Part One: First Five Recommendations
1. Identify and quantify Supplier Risk and develop Response Options.
The supplier base represents the largest controllable factor, Risks. Changes to the suppliers’ environment often dictate changes to your environment. Change is a potential risk, especially when not foreseen. Risk events are not limited to just the few major critical suppliers, disruptions from a wide range of secondary suppliers can also impact operating environment and jeopardize daily revenue.
Who are the specific suppliers, materials, and services that are at Risk, especially those global sources of supply?
Supplier measurement is Risk Management; it is a systematic approach to reduce risk by establishing both quantitative and qualitative factors that rank and compare the Supplier against existing or unknown risks.
In the current environment can we still have confidence that our global and extended sources of supply will continue as business-as-usual?
Now is the time for those answers, not when the disruption occurs. Risk may not be the prime responsibility of procurement, but the continuity of supply is!
2. Monitor how well Supply Management provides the materials and services—on time.
No other measure has the significance of the basic fulfillment responsibility of Supply Management. Subsequent responsibilities such as cost, quality, control, and standards, while valid, are meaningless if delivery is not accomplished. One innovative and realistic approach is a monthly graphic display of how well those goals were accomplished. Supply Management must be held accountable for managing the trade-offs. Current measurements do not effectively monitor that responsibility.

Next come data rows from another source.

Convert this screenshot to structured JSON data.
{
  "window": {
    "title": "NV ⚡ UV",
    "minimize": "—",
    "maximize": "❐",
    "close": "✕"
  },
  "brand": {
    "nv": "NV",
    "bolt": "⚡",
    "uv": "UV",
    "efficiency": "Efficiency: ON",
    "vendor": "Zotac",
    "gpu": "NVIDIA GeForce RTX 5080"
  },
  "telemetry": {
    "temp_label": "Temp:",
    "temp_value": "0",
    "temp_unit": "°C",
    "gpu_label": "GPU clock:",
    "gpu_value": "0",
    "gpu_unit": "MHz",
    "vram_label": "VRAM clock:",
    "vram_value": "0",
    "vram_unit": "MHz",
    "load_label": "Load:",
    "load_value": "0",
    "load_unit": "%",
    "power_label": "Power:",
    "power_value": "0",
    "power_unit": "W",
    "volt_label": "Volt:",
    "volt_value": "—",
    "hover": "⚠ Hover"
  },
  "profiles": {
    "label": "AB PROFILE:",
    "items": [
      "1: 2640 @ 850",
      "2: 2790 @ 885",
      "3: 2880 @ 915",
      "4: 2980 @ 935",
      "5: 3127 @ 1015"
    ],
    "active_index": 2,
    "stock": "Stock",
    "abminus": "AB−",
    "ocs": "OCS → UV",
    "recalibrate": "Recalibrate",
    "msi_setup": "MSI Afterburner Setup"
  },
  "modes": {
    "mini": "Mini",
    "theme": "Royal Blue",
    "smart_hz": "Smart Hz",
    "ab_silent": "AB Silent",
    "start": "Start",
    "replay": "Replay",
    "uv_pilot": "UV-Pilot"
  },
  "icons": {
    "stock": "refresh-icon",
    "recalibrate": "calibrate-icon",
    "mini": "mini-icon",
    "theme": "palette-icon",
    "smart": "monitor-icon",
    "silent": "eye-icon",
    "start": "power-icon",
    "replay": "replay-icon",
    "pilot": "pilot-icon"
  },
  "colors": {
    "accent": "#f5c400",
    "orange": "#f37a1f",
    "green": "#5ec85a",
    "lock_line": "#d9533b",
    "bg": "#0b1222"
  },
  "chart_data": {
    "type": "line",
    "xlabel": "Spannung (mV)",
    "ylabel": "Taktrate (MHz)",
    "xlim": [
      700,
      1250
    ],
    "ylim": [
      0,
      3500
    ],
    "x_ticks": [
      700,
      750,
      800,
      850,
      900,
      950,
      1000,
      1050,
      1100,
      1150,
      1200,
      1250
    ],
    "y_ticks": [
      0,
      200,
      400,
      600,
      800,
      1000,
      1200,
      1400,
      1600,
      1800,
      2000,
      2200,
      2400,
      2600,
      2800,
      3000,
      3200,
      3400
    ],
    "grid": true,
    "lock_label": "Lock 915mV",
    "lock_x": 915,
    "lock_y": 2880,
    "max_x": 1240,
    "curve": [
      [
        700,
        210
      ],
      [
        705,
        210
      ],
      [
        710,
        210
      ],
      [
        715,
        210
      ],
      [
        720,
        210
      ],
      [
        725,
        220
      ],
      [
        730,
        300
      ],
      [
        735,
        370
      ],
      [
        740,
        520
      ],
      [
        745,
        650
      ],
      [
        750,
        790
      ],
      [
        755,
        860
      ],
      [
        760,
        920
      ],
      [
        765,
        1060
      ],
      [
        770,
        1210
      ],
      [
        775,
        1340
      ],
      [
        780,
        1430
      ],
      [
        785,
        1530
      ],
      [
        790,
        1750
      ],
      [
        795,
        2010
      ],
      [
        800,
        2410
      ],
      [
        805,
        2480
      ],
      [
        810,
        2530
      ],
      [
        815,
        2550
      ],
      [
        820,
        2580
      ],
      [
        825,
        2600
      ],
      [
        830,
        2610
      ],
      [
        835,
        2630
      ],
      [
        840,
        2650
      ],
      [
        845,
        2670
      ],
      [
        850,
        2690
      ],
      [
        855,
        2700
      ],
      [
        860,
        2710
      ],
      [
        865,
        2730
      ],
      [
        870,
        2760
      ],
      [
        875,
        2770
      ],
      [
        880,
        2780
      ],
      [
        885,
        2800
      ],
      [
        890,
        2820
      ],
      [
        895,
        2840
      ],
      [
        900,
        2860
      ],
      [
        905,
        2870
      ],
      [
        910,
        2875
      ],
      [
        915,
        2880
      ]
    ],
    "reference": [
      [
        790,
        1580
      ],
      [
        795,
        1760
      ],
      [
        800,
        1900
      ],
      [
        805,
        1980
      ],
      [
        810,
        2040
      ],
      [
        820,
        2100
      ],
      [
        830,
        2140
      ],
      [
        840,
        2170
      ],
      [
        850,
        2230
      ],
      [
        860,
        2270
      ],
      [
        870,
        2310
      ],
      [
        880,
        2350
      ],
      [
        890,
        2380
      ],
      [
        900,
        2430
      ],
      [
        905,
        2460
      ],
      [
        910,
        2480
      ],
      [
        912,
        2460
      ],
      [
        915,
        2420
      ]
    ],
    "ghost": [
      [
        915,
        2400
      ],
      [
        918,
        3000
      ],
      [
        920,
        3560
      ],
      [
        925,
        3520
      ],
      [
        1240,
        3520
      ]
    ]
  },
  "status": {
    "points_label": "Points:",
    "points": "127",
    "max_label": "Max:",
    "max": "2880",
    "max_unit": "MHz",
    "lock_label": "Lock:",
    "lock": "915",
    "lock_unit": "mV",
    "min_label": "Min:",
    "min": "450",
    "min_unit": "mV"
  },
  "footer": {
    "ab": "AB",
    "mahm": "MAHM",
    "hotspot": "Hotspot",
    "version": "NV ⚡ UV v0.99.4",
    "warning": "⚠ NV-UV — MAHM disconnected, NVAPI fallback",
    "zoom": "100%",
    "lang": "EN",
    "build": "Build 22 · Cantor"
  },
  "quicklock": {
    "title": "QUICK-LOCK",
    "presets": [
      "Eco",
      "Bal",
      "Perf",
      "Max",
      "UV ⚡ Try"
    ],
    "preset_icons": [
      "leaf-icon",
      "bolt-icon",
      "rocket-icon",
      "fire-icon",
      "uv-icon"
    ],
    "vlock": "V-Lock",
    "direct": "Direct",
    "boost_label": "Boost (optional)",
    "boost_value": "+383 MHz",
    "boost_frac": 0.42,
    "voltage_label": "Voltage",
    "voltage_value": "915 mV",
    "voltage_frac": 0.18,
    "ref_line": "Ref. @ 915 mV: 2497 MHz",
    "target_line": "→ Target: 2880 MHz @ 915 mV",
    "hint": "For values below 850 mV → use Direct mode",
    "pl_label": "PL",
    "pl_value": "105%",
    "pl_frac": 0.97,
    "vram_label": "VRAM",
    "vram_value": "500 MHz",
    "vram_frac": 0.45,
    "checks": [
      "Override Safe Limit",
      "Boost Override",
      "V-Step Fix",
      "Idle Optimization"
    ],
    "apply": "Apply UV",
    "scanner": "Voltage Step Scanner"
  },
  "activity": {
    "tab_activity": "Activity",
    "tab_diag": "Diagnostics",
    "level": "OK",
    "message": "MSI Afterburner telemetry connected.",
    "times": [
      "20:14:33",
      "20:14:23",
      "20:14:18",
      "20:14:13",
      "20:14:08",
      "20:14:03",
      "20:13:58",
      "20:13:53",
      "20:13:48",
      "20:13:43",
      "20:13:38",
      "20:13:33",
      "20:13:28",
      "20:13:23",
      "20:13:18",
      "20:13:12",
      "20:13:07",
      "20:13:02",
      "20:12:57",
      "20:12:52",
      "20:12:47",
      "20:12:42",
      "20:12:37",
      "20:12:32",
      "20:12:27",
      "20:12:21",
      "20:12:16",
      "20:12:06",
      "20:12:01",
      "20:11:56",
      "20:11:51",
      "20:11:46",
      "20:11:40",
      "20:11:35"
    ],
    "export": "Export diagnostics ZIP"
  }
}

3. Use the PPV approach to develop a market-basket approach to evaluate the competitiveness of purchase cost—not individual item or service savings.
Purchase Price Variance (PPV) only reconciles the overhead account. It is not a measure of performance effectiveness, but it could be and is generally accepted by the financial community as a measure of purchasing effectiveness. Supply professionals lose credibility with savings reports that identify unrealistic cost savings while the finance department is issuing negative Purchase Price Variance reports. Rather than continue to fight or ignore it—use the concept. An effective solution is to develop a “Market Basket” concept to identify the total impact of competitive pricing. The basket consists of the Top 20 to 25 purchase commodities (materials or services) which collectively account for in excess of 80 percent of the total annual externally (excluding interplant and divisional purchases) purchased costs of materials and/or services. For each commodity and collectively for the entire basket, statistical process control charts are developed and tracked against the targeted range. The targeted range is developed quarterly by the head of supply and concurred with by the heads of finance and operations. The target range represents historical projections and engineered or benchmarked goals that recognize the estimated total usage. This is the new PPV.
It is estimated that over 25% of all purchases by-pass the formal procurement processes. The User is sending a clear message “…either you get it on time or I will.”
4. Measure the impact of suppliers on the financial chain and working capital and the validity of financial reporting
Typical billion-dollar companies today spend $32 million annually for unnecessary working capital and inefficient processing functions, because they lack visibility into the FSC and receivables. By optimizing their FSCs, companies can:
Reduce their working capital needs by as much as 20% to 25%, saving nearly $15 million annually.
Lower financing rates on required working capital by more than $4 million each year.
Gain early warning into problems.
Eliminate expensive, non-productive float.
5. Insure the effectiveness of Talent within Supply Management—impact of training.
No set of managers has the pivotal position of managing more internal and external relationships than the executives who oversee the Supply Management functions. To under-invest in this human capital is foolhardy.
Historically, in many companies, the Supply Management personnel were the oldest, longest functional service, least educated, lowest grade level, and lowest salary scale of any other functional grouping. With such an underinvestment in Supply Management human capital, companies should not expect to optimize Supply Management.
Executive Management cannot afford to ignore these issues. Supply Management’s success or failure directly impacts the profitability and long-term success of the enterprise.
The current educational system is failing to produce qualified employees— where will your competitive talent come from?
In the future, successful Enterprises will take responsibility and investment for educating employees—even in the basic skills.